Monday, March 01, 2010

"NOVA: The Pluto Files"

The debate over whether Pluto is a planet or not is important to Annette Tombaugh. Her father, Clyde, a native of Streator, discovered it at the Lowell Observatory in Flagstaff, Ariz., in 1930 when he was just 24 years old.

Tombaugh and her family, including her 97-year-old mother and her brother, were interviewed by astrophysicist Neil deGrasse Tyson for PBS' "NOVA: The Pluto Files," set to air Tuesday, March 2, at 8 p.m. on WTTW Channel 11 in Chicago.

In the documentary, Tyson travels across the country, exploring the history of Pluto and the heated debate around its cosmic status. Tyson stops along the way in Streator and speaks to townspeople about their opinions.

The debate began when the International Astronomical Union changed the definition of a planet and Pluto was demoted to dwarf planet status. Tyson is the director of the Hayden Planetarium in New York City and when a 2000 exhibit of the earth's solar system left Pluto out, public rebellion ensued.

1 comment:

Laurel Kornfeld said...

It is important to note that from the beginning, Tyson distanced himself from the IAU decision, which he accurately described as "flawed." In "The Pluto Files," he recognizes that Pluto's status is a subject of ongoing debate, and that there is no consensus among astronomers on the matter. It is important for people to realize that something does not become fact just because a group of people decree it so.

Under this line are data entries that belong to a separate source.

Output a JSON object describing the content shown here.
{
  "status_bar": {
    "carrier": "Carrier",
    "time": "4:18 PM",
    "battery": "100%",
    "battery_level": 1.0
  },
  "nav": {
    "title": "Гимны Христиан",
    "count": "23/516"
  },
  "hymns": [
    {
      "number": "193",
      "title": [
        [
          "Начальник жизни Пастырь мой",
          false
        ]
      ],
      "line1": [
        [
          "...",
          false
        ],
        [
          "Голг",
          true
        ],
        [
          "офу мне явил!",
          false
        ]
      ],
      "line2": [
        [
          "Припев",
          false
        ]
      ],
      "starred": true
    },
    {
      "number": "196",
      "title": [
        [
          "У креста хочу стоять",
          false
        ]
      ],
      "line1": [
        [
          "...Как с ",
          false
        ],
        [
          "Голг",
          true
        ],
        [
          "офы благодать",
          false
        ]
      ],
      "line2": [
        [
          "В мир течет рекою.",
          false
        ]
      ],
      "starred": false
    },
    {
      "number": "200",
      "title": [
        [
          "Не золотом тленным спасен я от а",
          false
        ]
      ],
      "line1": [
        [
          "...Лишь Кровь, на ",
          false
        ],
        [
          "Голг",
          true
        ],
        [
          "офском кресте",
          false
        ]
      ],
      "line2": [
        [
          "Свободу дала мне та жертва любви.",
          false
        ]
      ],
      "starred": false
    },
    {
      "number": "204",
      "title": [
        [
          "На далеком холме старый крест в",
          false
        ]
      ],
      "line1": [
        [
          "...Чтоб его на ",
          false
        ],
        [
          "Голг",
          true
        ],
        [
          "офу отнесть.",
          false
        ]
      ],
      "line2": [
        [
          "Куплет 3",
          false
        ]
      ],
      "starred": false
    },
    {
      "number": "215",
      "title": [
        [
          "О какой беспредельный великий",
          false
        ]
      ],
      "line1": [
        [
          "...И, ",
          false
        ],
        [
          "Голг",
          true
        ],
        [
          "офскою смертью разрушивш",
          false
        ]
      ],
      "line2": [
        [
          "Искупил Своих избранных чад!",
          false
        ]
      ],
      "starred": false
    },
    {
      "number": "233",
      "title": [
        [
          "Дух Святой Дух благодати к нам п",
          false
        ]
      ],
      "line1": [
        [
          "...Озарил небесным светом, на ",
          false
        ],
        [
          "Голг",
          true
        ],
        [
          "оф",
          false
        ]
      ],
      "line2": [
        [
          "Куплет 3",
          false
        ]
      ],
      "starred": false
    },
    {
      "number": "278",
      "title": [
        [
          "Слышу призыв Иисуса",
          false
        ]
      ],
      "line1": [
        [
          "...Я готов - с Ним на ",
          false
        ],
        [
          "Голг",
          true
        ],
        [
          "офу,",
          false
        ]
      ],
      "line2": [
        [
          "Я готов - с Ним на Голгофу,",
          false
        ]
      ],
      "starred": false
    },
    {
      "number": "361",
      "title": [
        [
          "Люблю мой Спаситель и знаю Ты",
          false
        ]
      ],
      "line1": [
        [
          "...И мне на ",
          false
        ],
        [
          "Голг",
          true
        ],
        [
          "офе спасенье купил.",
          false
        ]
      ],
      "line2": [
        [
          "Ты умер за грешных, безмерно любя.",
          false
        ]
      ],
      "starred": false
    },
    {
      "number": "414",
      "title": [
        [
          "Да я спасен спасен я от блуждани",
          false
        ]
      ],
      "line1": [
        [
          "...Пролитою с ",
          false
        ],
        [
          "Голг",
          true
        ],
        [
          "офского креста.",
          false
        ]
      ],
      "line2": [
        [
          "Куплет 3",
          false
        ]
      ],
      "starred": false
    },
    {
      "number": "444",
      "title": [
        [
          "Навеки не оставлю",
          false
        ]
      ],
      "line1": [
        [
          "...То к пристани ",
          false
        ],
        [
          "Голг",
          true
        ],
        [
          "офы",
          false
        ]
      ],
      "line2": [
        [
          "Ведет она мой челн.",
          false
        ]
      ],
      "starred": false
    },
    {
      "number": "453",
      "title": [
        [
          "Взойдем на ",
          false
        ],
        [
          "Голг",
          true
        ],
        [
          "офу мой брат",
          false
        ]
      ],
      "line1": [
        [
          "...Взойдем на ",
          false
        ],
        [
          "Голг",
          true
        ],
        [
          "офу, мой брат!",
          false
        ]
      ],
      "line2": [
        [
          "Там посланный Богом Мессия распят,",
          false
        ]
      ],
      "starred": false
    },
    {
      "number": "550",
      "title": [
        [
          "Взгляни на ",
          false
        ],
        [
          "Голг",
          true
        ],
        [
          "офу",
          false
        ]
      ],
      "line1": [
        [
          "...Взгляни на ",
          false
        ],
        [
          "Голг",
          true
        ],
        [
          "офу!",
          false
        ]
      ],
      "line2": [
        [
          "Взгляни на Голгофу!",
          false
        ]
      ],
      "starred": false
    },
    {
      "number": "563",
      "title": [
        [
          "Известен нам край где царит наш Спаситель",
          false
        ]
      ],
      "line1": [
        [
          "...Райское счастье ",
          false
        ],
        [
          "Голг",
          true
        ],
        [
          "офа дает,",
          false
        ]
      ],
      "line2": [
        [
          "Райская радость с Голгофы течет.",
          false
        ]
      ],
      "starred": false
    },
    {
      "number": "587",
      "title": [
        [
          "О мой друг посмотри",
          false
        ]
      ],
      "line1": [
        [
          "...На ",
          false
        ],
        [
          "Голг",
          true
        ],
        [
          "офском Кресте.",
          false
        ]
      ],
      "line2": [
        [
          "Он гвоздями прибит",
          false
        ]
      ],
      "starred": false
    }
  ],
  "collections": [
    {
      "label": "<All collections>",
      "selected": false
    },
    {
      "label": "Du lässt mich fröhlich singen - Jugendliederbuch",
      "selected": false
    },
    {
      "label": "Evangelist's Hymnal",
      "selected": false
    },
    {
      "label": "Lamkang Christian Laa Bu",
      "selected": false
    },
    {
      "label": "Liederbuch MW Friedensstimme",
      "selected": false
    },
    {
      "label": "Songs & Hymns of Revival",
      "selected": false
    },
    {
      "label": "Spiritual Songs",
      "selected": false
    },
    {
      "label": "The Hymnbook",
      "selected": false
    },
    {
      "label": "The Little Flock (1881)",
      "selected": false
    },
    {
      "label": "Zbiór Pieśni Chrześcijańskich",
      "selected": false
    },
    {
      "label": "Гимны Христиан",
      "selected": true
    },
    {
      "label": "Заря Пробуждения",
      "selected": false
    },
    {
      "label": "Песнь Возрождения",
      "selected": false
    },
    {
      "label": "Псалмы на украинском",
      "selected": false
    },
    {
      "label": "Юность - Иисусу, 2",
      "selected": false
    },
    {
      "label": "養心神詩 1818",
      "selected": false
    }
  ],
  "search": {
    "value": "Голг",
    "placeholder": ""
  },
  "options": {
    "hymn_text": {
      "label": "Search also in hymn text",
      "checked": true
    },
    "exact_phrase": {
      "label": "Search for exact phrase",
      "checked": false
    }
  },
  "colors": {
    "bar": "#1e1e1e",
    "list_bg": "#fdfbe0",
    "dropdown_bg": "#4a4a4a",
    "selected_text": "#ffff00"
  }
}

Personally, I hope Patsy Tombaugh lives to 2015 to see New Horizons visit Pluto and illustrate that it is very much a planet.